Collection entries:
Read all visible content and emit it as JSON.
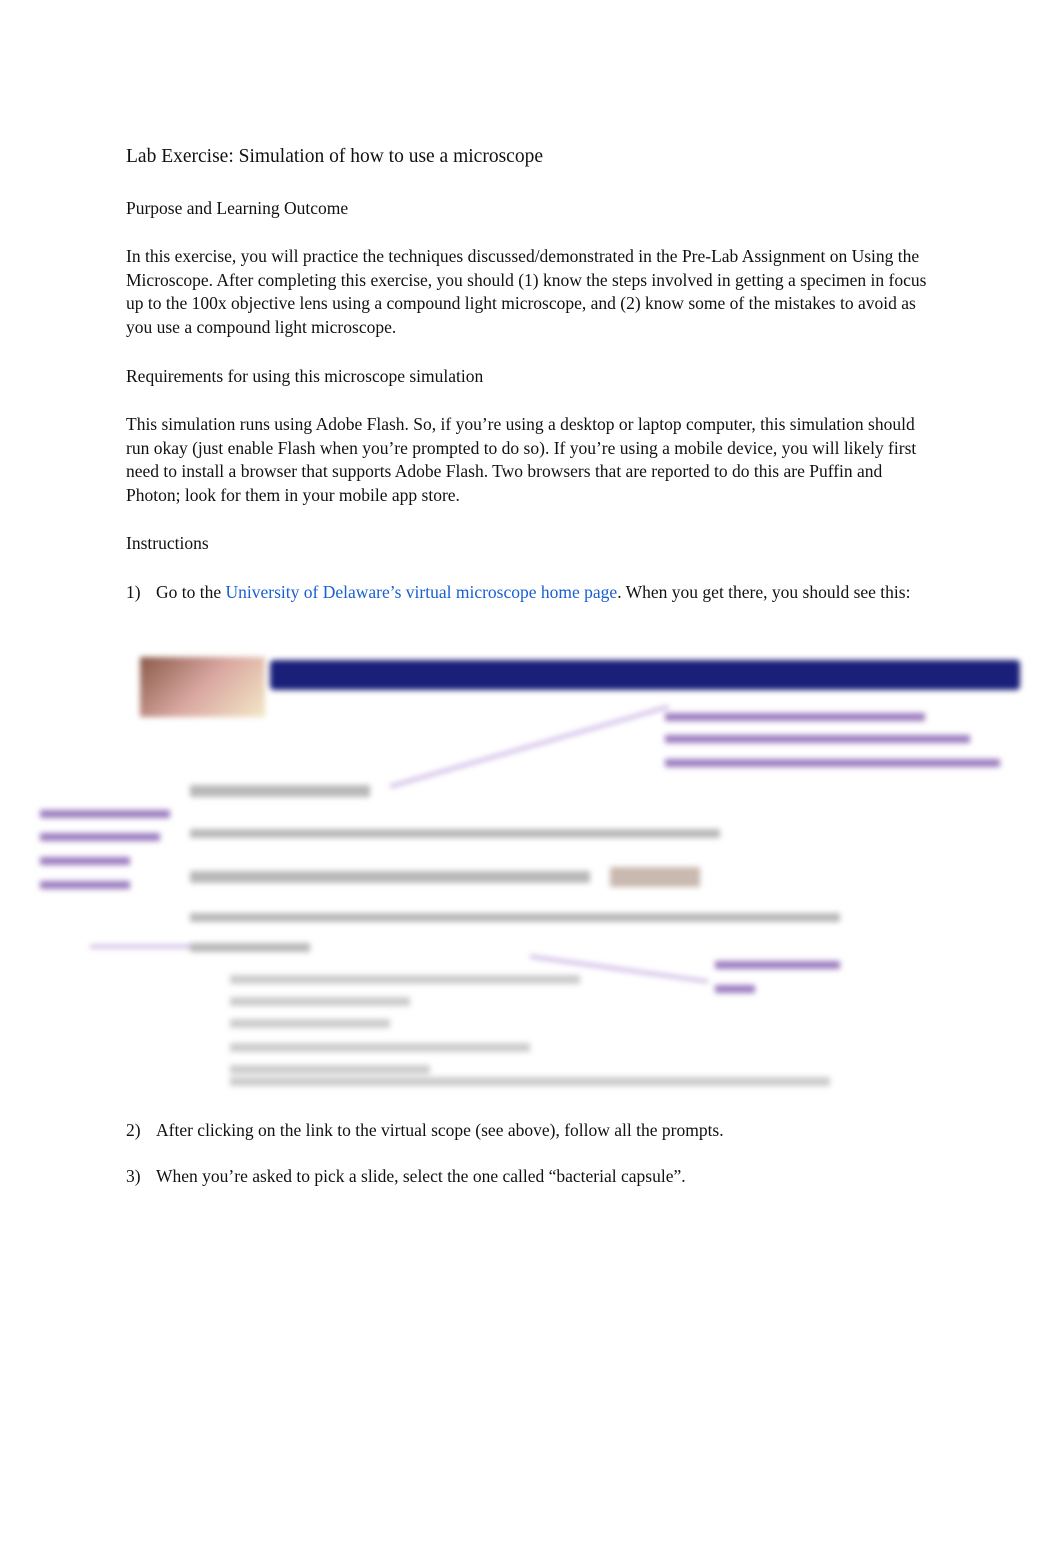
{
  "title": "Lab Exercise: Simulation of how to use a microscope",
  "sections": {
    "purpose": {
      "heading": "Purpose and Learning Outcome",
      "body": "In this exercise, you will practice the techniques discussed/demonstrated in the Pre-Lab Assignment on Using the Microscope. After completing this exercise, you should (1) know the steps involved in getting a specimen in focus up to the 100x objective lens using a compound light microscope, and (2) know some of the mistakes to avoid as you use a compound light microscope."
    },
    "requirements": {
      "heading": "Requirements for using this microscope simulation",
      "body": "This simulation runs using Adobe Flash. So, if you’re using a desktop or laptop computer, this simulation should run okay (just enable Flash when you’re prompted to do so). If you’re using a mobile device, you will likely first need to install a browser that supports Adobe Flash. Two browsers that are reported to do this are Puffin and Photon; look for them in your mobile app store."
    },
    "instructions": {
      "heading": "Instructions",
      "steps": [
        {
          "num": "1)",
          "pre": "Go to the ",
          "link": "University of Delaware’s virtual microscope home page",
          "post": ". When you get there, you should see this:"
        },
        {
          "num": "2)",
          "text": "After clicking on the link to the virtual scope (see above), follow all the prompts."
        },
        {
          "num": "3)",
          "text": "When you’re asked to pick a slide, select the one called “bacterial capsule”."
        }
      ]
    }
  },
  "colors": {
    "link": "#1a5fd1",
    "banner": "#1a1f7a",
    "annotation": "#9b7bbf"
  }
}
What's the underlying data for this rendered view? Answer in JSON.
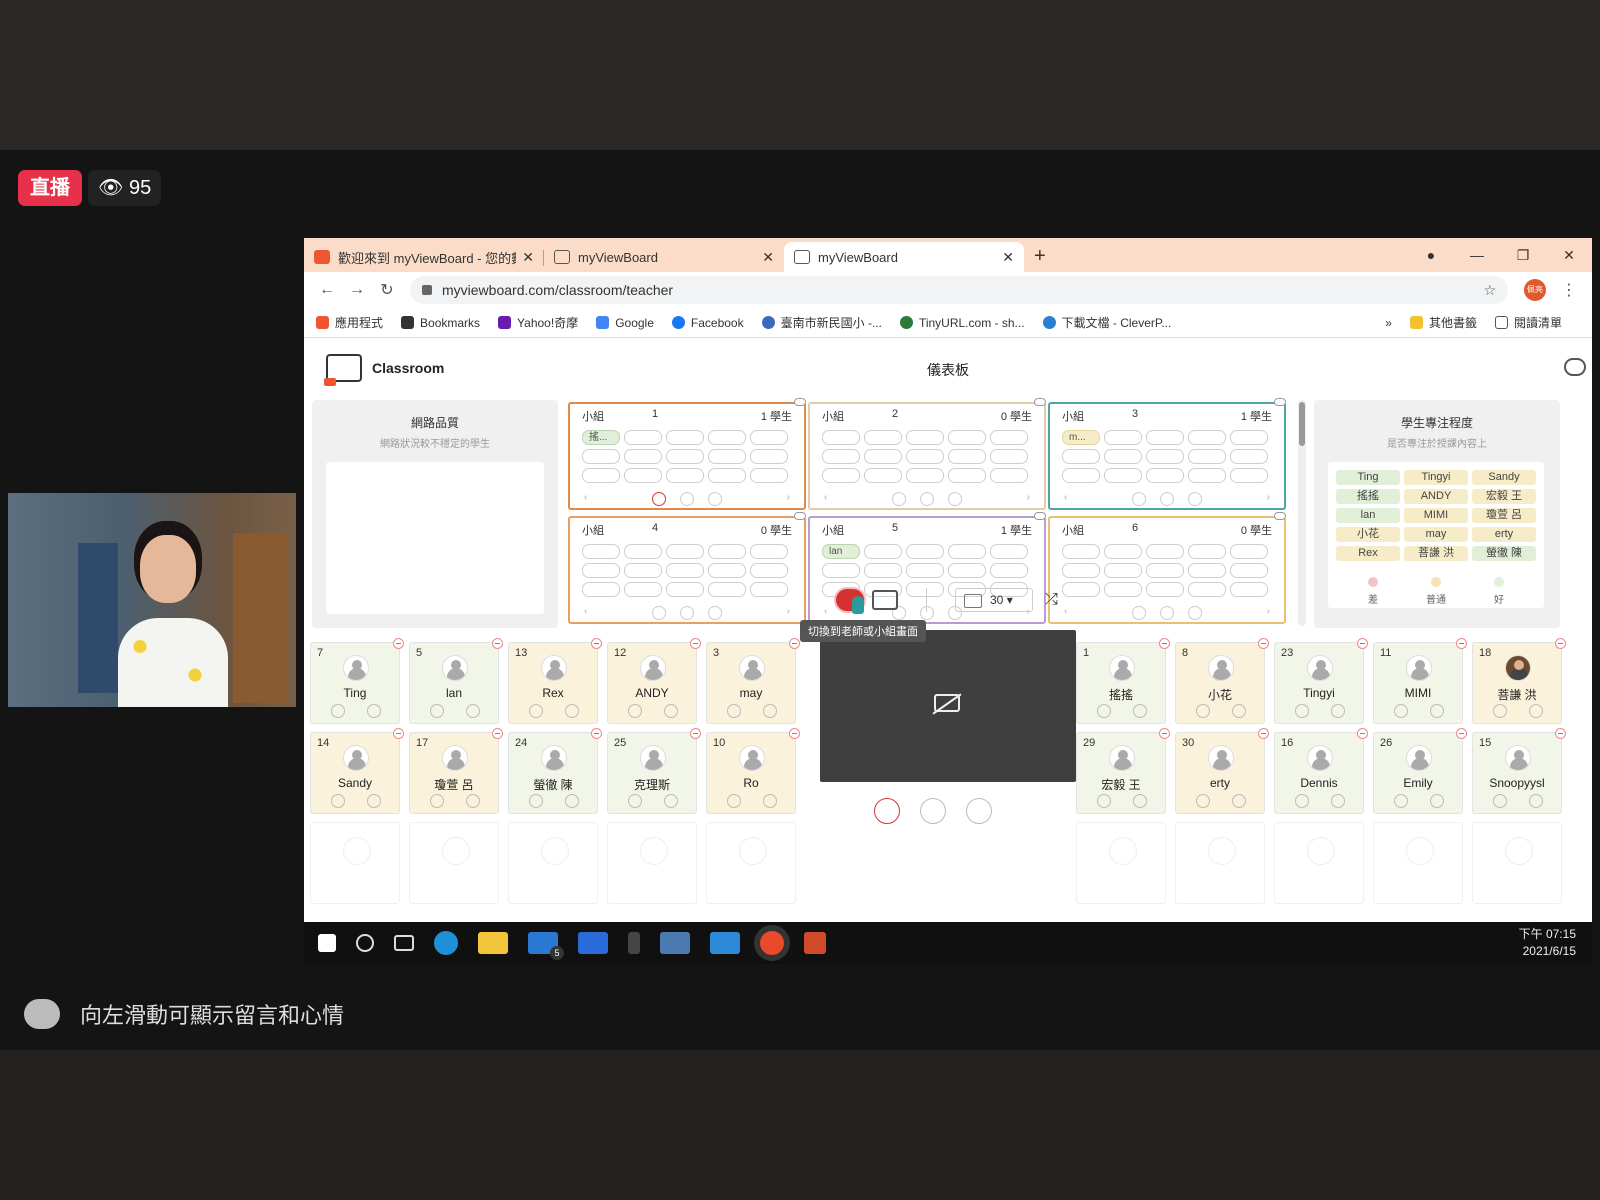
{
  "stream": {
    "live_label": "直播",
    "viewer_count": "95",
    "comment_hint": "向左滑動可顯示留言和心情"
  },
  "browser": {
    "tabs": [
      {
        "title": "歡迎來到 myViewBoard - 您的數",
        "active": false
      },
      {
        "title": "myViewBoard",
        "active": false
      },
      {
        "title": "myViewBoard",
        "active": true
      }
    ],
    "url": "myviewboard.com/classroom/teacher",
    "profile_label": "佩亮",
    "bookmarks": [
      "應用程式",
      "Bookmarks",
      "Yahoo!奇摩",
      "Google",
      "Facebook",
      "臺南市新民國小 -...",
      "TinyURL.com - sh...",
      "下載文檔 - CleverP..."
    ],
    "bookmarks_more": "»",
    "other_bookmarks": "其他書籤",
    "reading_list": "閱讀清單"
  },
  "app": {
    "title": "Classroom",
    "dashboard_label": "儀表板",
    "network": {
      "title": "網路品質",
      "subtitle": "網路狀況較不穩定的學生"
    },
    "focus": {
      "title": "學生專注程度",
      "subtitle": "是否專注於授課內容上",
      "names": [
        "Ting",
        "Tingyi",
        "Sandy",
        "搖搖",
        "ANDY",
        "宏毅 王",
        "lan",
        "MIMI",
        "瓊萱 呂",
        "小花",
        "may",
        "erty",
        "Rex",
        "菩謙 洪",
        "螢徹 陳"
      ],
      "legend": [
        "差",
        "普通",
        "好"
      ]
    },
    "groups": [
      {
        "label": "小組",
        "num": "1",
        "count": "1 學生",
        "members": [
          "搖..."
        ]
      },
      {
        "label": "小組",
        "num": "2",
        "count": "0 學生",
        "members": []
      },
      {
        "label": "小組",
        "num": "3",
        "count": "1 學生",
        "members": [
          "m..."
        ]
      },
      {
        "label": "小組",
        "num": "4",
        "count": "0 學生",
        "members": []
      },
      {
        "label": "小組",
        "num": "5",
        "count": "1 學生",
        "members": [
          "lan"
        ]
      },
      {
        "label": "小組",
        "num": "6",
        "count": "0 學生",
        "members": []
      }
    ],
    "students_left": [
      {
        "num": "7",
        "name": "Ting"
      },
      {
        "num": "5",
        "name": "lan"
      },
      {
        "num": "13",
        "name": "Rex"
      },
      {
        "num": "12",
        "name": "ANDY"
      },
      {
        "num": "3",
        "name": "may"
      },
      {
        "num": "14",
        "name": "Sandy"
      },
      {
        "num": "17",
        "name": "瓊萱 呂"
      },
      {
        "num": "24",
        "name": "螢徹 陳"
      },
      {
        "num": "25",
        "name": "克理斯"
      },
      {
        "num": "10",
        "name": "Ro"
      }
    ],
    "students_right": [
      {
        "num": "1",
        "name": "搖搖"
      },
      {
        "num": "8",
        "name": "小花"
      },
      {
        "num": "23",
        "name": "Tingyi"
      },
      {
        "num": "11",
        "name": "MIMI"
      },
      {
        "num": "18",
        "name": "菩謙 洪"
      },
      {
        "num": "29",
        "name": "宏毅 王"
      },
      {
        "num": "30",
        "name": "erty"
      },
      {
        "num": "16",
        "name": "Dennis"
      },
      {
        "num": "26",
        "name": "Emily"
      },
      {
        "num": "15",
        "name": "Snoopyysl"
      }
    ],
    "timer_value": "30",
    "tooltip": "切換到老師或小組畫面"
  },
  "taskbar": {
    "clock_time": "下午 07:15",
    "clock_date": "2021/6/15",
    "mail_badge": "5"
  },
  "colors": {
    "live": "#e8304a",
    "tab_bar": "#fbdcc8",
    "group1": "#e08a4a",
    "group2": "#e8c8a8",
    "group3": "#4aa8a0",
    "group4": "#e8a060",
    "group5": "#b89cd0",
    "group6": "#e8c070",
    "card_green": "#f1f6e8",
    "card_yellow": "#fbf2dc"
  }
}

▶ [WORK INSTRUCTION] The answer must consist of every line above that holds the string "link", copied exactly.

▶ [RESULT OF THIS EXERCISE]
          "link": "University of Delaware’s virtual microscope home page",
          "text": "After clicking on the link to the virtual scope (see above), follow all the prompts."
    "link": "#1a5fd1",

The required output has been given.